Last September, Western Digital surprised us by being the first to ship (and by quite some margin at that) a 7200 RPM ATA drive that featured 20 gigabytes per platter. The WD400BB considerably improved upon the lackluster Caviar WD205BA, standing as a compelling alternative to IBM's formidable Deskstar 75GXP. Since then, competition from Maxtor, Western Digital, Seagate, and IBM arrived. Only Big Blue's offering bests that of Western Digital; indeed, we witnessed some unfortunate regresses in performance from some manufacturers.
In March, WD turned more heads by announcing the 400BB's successor, the WD800BB. Featuring 27 gigs per platter, the 800BB again allows WD to claim the 7200 RPM density crown. This time around, however, WD has climbed back up to a flagship count of three platters... something not seen since the days of the "Expert," the manufacturer's original 7200 RPM drive developed jointly with IBM. The yielded size of 80 gigs finally dethrones IBM's long-standing 75 gig Deskstar 75GXP as the king of the 7200 RPM capacity hill. Though density and platter counts have increased, WD maintains a claimed seek time of 8.9 milliseconds. This has been an increasingly difficult thing to do as exemplified by the latest offerings from Quantum and Seagate. A standard 2 meg buffer rounds out the package.

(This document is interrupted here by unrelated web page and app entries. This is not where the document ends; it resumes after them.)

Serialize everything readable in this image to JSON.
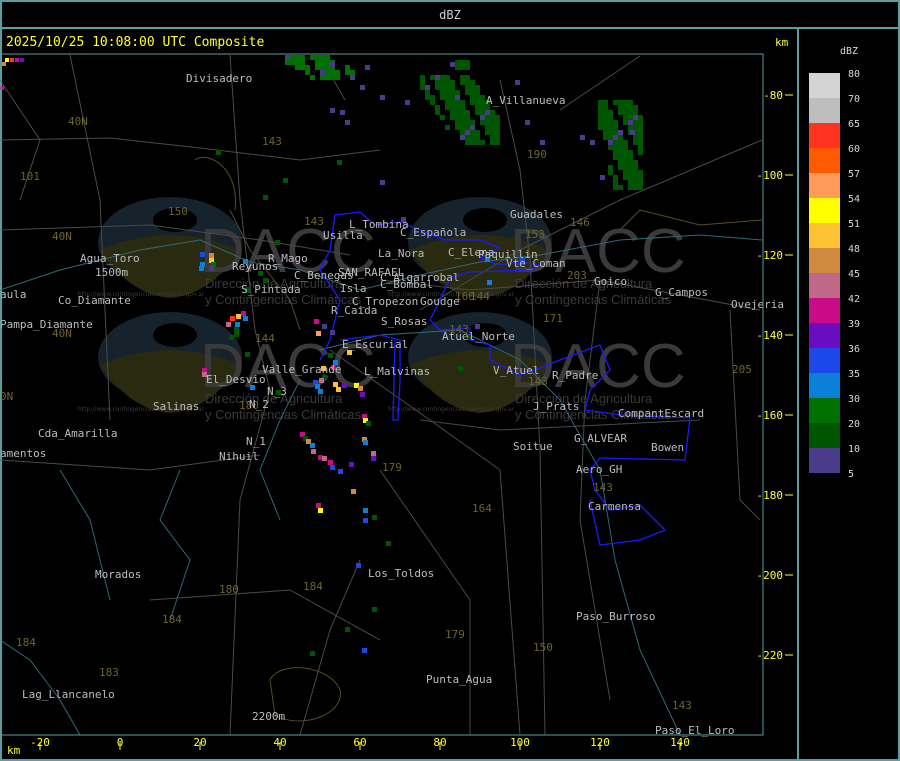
{
  "header": {
    "title": "dBZ"
  },
  "map": {
    "timestamp_label": "2025/10/25 10:08:00 UTC Composite",
    "y_axis_unit": "km",
    "x_axis_unit": "km",
    "x_ticks": [
      -20,
      0,
      20,
      40,
      60,
      80,
      100,
      120,
      140
    ],
    "y_ticks": [
      -80,
      -100,
      -120,
      -140,
      -160,
      -180,
      -200,
      -220
    ],
    "places": [
      "Divisadero",
      "A_Villanueva",
      "Guadales",
      "L_Tombina",
      "C_Española",
      "Usilla",
      "La_Nora",
      "C_Elena",
      "Paquillin",
      "Vte_Coman",
      "Agua_Toro",
      "1500m",
      "Reyunos",
      "R_Mago",
      "C_Benegas",
      "SAN_RAFAEL",
      "C_Algarrobal",
      "C_Bombal",
      "Goico",
      "G_Campos",
      "Ovejeria",
      "Co_Diamante",
      "aula",
      "S_Pintada",
      "Isla",
      "C_Tropezon",
      "Goudge",
      "R_Caida",
      "S_Rosas",
      "Pampa_Diamante",
      "Atuel_Norte",
      "E_Escurial",
      "L_Malvinas",
      "V_Atuel",
      "R_Padre",
      "Valle_Grande",
      "El_Desvio",
      "N_3",
      "Salinas",
      "N_2",
      "J_Prats",
      "CompantEscard",
      "Cda_Amarilla",
      "G_ALVEAR",
      "N_1",
      "Soitue",
      "Bowen",
      "amentos",
      "Nihuil",
      "Aero_GH",
      "Carmensa",
      "Los_Toldos",
      "Morados",
      "Paso_Burroso",
      "Punta_Agua",
      "Lag_Llancanelo",
      "Paso_El_Loro",
      "2200m"
    ],
    "routes": [
      "143",
      "101",
      "40N",
      "150",
      "40N",
      "143",
      "153",
      "146",
      "203",
      "160",
      "171",
      "143",
      "144",
      "205",
      "143",
      "180",
      "179",
      "164",
      "143",
      "180",
      "184",
      "184",
      "179",
      "150",
      "184",
      "183",
      "143",
      "40N",
      "0N",
      "144",
      "190"
    ],
    "watermark": {
      "logo": "DACC",
      "line1": "Dirección de Agricultura",
      "line2": "y Contingencias Climáticas",
      "url": "http://www.contingencias.mendoza.gov.ar"
    }
  },
  "legend": {
    "title": "dBZ",
    "levels": [
      {
        "label": "80",
        "color": "#d4d4d4"
      },
      {
        "label": "70",
        "color": "#bebebe"
      },
      {
        "label": "65",
        "color": "#ff3320"
      },
      {
        "label": "60",
        "color": "#ff5a00"
      },
      {
        "label": "57",
        "color": "#ff9a5a"
      },
      {
        "label": "54",
        "color": "#ffff00"
      },
      {
        "label": "51",
        "color": "#fcc232"
      },
      {
        "label": "48",
        "color": "#d08a40"
      },
      {
        "label": "45",
        "color": "#bf6888"
      },
      {
        "label": "42",
        "color": "#c80c88"
      },
      {
        "label": "39",
        "color": "#6a0cc0"
      },
      {
        "label": "36",
        "color": "#1c48e8"
      },
      {
        "label": "35",
        "color": "#0a80d8"
      },
      {
        "label": "30",
        "color": "#007000"
      },
      {
        "label": "20",
        "color": "#005600"
      },
      {
        "label": "10",
        "color": "#4a3a8a"
      },
      {
        "label": "5",
        "color": null
      }
    ]
  }
}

With the 800BB, Western Digital targets end-users seeking high performance without the added costs of going to a SCSI-based drive. Entry-level servers not requiring the low access times that SCSI drives provide are also candidates (StorageReview.com's two web servers, for example, each use a 40 gig WD400BB). A three-year warranty protects the drive.
The 800BB ships exclusively with an ATA-100 interface. Remember, since ATA drives have yet to break sequential transfer rates greater than even 45 MB/sec that ATA-66 (and in many cases, even ATA-33) interfaces will run a drive with optimal performance. Our testbed remains equipped with a Promise Ultra66 controller.
WB99/Win2k Low-Level Measurements